In Bolivia, these taboos certainly exist for many women, who tend to be indigenous migrants to the city, mestizas, or middle-class professionals. This law goes a long way to making a statement on gender equality and the rights of children. Empowering women to work with their children, instead of struggling to find the elusive balance between childcare, work demands, providing for one’s family, and so on, recognizes that children are an important part of society and should not be hidden in private spaces. They and their mothers belong everywhere and should be respected as productive members of society (which here includes the women’s work of bearing, feeding, and raising children). The law also addresses the perception (prevalent in the U.S. as well as parts of Bolivia) that offices, waiting rooms, and lecture halls are (often) coded as “male” and “public” spaces, such that women need to “act professional” (e.g. like men) in order to fit in. Bringing nursing infants and their mothers into these spaces forces such attitudes (however subtly) to shift. Furthermore, the law is predicated on the assumption that women can and should be bothmothers and professionals of various kinds (professors, commercial vendors, shopkeepers, students, etc) simultaneously. One does not preclude the other and the relationship between these roles does not have to be so fraught with anxiety.

Who knows how effective legislation will be in promoting breastfeeding and how many women will feel comfortable to bring their children into their specific work environment. But it is a fantastic start. I certainly wish that I could have avoided the dreaded breastpump for six months and worked with my son in a carrier or napping next to me in an office.

Let’s hope that the U.S. follows Bolivia’s lead on this one.

Here’s to a happy and healthy Mother’s Day for everyone.

Used Clothes, Fake Braids

When I was starting my fieldwork, a woman asked me if I washed my clothes. I admitted I paid someone to do it. But what about in the United States? she pressed. Of course, I answered, there I wash my clothes myself. She then told me that many Bolivians believe that Americans do not wash their clothes at all — they simply wear them and then throw them out, and then they are brought to El Alto and sold in its sprawling street market. While not (usually) literally true, I take this as a serious commentary on how American consumerism looks from the outside.

I am fascinated by two stories about Bolivia that have recently captured the attention of the American press. Both have been republished in a number of newspapers. The first concerned the young lady who lost the Miss Cholita title for wearing fake braids. The other was about how Evo wants to end the Bolivian trade in used American clothing which is undercutting the Bolivian manufacture of clothing.
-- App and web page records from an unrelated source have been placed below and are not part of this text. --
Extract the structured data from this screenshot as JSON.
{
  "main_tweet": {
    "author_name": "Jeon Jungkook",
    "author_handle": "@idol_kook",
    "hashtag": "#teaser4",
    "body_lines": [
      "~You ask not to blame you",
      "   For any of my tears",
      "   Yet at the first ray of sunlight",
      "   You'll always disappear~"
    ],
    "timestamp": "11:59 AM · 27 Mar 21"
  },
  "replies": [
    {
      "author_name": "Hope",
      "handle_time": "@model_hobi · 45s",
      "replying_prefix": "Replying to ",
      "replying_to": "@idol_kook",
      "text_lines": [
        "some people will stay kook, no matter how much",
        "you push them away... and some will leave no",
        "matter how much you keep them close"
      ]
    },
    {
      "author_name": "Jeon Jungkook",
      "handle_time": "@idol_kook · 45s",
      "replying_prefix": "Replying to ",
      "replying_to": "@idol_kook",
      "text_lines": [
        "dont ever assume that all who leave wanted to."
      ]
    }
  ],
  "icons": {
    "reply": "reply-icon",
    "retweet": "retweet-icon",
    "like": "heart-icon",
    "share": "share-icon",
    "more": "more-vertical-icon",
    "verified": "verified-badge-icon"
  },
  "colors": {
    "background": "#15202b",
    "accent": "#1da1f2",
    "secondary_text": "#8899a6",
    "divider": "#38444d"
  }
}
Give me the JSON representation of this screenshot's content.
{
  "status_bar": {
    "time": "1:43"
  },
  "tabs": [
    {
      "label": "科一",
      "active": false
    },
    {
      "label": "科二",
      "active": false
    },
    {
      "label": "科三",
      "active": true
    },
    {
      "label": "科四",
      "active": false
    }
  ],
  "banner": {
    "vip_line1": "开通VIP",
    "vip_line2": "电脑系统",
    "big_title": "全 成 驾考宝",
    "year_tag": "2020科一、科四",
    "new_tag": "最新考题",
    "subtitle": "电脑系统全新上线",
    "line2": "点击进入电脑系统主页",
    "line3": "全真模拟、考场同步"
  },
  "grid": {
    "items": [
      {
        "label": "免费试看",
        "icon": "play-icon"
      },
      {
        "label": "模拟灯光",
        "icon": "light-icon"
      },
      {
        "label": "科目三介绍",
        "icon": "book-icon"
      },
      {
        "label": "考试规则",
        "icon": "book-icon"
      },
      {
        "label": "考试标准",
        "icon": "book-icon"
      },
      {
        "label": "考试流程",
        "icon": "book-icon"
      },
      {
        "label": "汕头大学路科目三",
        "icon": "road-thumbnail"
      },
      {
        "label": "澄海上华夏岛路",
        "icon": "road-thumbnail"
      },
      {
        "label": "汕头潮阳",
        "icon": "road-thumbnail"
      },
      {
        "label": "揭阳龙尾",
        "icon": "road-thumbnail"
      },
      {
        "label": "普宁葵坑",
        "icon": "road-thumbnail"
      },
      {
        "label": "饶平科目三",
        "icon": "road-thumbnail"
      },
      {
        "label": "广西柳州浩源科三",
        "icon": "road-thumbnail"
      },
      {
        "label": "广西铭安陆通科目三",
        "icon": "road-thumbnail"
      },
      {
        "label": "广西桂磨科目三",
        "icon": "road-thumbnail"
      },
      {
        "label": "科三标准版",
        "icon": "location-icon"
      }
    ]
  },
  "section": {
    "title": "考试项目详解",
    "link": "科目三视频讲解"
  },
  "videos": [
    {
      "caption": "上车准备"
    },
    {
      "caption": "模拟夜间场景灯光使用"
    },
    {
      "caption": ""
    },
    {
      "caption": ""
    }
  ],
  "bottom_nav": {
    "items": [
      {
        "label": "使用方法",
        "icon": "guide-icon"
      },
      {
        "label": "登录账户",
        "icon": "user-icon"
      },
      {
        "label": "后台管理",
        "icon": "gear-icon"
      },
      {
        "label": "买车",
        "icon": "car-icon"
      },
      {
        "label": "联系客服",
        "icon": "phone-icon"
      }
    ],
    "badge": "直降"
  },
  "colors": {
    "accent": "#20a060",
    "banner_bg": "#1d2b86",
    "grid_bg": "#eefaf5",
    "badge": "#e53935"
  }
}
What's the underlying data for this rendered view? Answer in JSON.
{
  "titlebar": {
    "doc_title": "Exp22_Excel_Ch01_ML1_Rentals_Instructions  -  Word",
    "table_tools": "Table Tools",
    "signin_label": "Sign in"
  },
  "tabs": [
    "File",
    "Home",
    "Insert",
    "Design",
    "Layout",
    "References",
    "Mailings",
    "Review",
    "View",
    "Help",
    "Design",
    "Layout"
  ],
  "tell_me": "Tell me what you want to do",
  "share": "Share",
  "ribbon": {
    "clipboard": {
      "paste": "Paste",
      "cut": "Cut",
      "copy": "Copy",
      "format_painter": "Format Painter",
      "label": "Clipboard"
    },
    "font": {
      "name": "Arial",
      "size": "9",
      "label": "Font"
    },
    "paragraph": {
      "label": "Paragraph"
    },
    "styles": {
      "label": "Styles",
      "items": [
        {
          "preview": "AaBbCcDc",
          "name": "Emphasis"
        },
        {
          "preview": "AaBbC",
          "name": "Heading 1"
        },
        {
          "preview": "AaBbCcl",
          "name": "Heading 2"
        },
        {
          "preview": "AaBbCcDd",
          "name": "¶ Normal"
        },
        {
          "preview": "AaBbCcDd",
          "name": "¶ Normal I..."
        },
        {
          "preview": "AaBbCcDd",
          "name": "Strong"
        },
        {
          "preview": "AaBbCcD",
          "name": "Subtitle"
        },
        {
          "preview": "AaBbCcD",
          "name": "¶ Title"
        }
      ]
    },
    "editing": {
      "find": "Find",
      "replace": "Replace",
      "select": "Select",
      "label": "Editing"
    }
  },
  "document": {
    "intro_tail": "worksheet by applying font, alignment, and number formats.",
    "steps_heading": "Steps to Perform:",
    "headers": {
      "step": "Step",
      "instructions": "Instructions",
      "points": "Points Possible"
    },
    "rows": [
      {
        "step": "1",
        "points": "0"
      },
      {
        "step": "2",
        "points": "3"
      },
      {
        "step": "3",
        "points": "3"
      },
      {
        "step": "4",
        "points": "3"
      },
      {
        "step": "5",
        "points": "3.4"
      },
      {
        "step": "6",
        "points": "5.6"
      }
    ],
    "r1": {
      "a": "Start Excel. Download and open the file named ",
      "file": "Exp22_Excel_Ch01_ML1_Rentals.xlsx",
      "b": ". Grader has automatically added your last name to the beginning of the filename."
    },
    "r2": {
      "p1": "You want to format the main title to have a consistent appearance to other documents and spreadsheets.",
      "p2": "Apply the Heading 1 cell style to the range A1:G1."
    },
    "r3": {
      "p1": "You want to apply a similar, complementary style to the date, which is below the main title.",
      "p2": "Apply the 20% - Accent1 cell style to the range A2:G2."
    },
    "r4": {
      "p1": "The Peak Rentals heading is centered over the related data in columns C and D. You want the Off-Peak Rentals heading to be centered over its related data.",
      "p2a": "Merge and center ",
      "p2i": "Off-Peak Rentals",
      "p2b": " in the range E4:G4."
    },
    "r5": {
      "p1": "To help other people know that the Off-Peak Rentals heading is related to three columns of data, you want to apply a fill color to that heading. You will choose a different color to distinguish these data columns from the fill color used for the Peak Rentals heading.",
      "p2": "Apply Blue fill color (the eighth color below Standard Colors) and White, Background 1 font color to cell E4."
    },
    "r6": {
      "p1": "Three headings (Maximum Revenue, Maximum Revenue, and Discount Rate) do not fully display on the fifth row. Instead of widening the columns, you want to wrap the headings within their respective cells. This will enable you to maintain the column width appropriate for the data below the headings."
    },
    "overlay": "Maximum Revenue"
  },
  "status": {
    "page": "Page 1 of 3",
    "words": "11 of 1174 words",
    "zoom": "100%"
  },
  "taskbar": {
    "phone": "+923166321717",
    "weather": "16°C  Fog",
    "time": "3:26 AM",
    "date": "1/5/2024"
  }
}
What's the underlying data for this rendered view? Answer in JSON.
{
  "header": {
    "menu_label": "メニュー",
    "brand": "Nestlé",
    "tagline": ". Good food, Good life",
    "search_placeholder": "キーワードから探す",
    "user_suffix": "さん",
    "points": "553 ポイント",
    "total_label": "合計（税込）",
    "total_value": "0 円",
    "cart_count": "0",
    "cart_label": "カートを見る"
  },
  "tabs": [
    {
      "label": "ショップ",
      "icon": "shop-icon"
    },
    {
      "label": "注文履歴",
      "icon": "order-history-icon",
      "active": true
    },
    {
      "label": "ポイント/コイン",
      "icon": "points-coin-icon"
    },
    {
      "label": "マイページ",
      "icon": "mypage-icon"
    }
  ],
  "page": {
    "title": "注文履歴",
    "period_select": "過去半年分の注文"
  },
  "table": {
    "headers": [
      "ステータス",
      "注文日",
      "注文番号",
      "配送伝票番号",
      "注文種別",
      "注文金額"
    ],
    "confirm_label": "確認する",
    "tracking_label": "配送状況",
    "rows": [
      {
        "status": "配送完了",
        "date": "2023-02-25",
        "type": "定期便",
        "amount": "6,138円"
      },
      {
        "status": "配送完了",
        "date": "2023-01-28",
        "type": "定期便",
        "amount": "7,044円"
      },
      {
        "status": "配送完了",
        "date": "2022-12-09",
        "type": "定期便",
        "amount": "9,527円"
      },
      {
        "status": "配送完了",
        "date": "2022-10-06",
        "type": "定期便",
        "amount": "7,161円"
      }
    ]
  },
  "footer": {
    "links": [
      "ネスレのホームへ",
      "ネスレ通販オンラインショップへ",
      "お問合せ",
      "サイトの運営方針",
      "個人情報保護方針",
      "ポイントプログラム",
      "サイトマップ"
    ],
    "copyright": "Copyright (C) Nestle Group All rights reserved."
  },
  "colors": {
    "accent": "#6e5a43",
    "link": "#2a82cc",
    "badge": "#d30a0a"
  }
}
It seems to me that these stories are related. Both concern whether identity is produced through interactions with material culture. Can one be a “real” Cholita without braids? Young Bolivian women do dress up as cholitas for entradas and festivals. And some young women also move back and forth between fashions, sometimes spending time “de vestido” before returning to dressing “de pollera,” or switching between the two depending on social context.

Dress — and hair — are not permanent. And yet both are part of larger networks of cultural practices, material goods, and economic networks. Both these articles point to the fact that in Bolivia this is recognized to be the case. What surprises me is that seems to interest the U.S. media more than other important issues in Bolivia today.